One of the literary devices William Shakespeare used in his plays were anachronisms. Anachronisms were out of time or chronological order. Although the play was set in Ancient Rome, Shakespeare inserted ideas and words used in medieval times. This was done to enable the Elizabethan audience to relate and identify more with the characters.

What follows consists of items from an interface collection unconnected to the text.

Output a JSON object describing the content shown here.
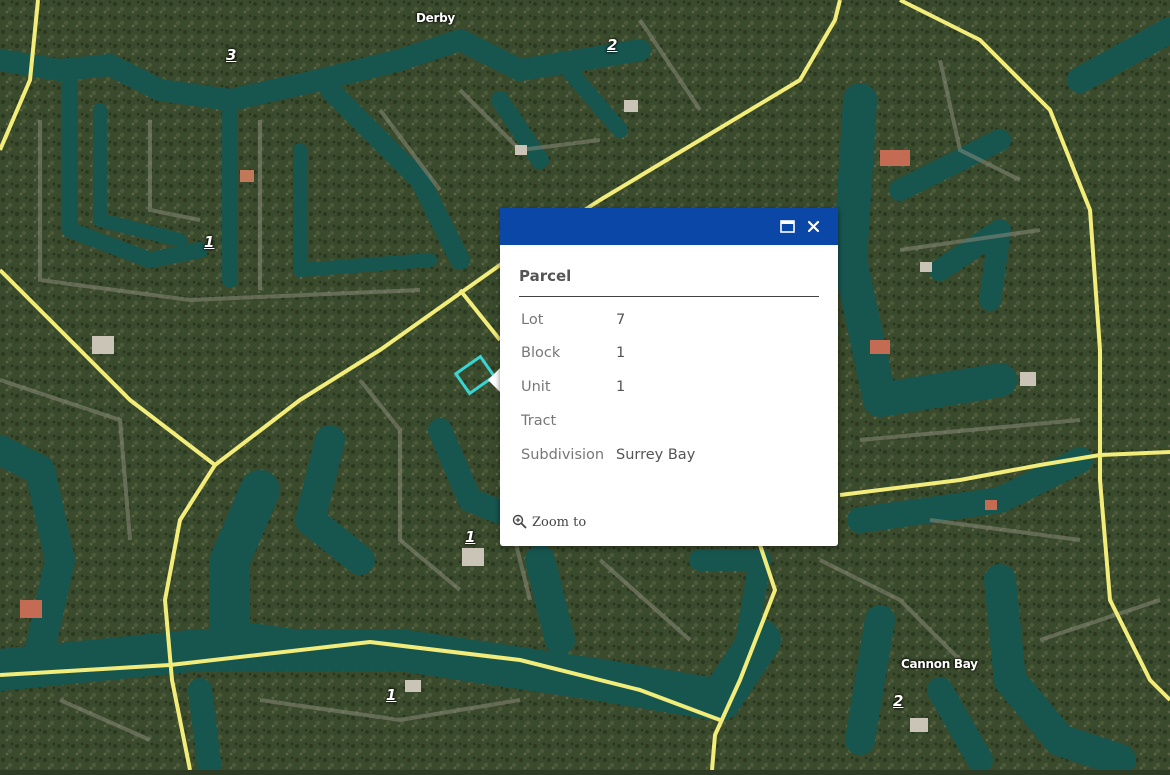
{
  "map": {
    "place_labels": [
      {
        "text": "Derby",
        "id": "derby"
      },
      {
        "text": "Cannon Bay",
        "id": "cannon-bay"
      }
    ],
    "lot_labels": [
      "3",
      "2",
      "1",
      "1",
      "1",
      "2"
    ]
  },
  "popup": {
    "maximize_icon": "maximize-icon",
    "close_icon": "close-icon",
    "title": "Parcel",
    "fields": [
      {
        "label": "Lot",
        "value": "7"
      },
      {
        "label": "Block",
        "value": "1"
      },
      {
        "label": "Unit",
        "value": "1"
      },
      {
        "label": "Tract",
        "value": ""
      },
      {
        "label": "Subdivision",
        "value": "Surrey Bay"
      }
    ],
    "zoom_label": "Zoom to",
    "zoom_icon": "zoom-in-icon"
  },
  "colors": {
    "header": "#0a47a6",
    "road": "#f2ec7a",
    "water": "#17564f",
    "selection": "#37d6d4"
  }
}
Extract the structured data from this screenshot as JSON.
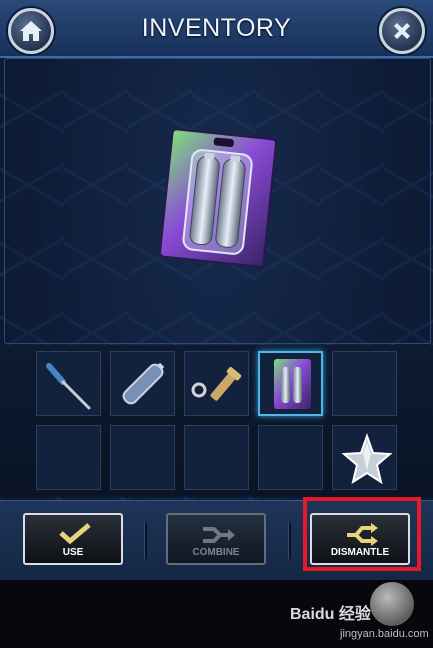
{
  "header": {
    "title": "INVENTORY",
    "home_icon": "home-icon",
    "close_icon": "close-icon"
  },
  "selected_item": {
    "icon": "battery-pack-icon"
  },
  "inventory": {
    "slots": [
      {
        "icon": "screwdriver-icon",
        "selected": false
      },
      {
        "icon": "single-battery-icon",
        "selected": false
      },
      {
        "icon": "screw-and-nut-icon",
        "selected": false
      },
      {
        "icon": "battery-pack-icon",
        "selected": true
      },
      {
        "icon": "",
        "selected": false
      },
      {
        "icon": "",
        "selected": false
      },
      {
        "icon": "",
        "selected": false
      },
      {
        "icon": "",
        "selected": false
      },
      {
        "icon": "",
        "selected": false
      },
      {
        "icon": "star-badge-icon",
        "selected": false
      }
    ]
  },
  "actions": {
    "use_label": "USE",
    "combine_label": "COMBINE",
    "dismantle_label": "DISMANTLE"
  },
  "watermark": {
    "brand": "Baidu 经验",
    "url": "jingyan.baidu.com"
  },
  "colors": {
    "accent": "#4fb7e6",
    "highlight": "#e5192a",
    "header": "#2a4a7a"
  }
}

An example of an anachronism is found in Act I, Scene One, when Marullus rebuked the mob for their fickleness in regard to replacing their loyalty to Pompey for Caesar. Marullus criticized the Romans for climbing to their chimney tops to cheer on Caesar as he passed by. This is an anachronism, for in Ancient Rome there were no chimneys on which to climb. Another example is in Act I, Scene Three. One of the tactics Cassius used to persuade Brutus to join the conspiracy was having forged letters placed in his home. This was also an anachronism because while in Elizabethan times they used papers and letters, in Ancient Rome they wrote on scrolls. One final instance where Shakespeare used an anachronism was found in Act II, Scene One. At this point in the play, the conspirators were gathered in Brutus' orchard in the middle of...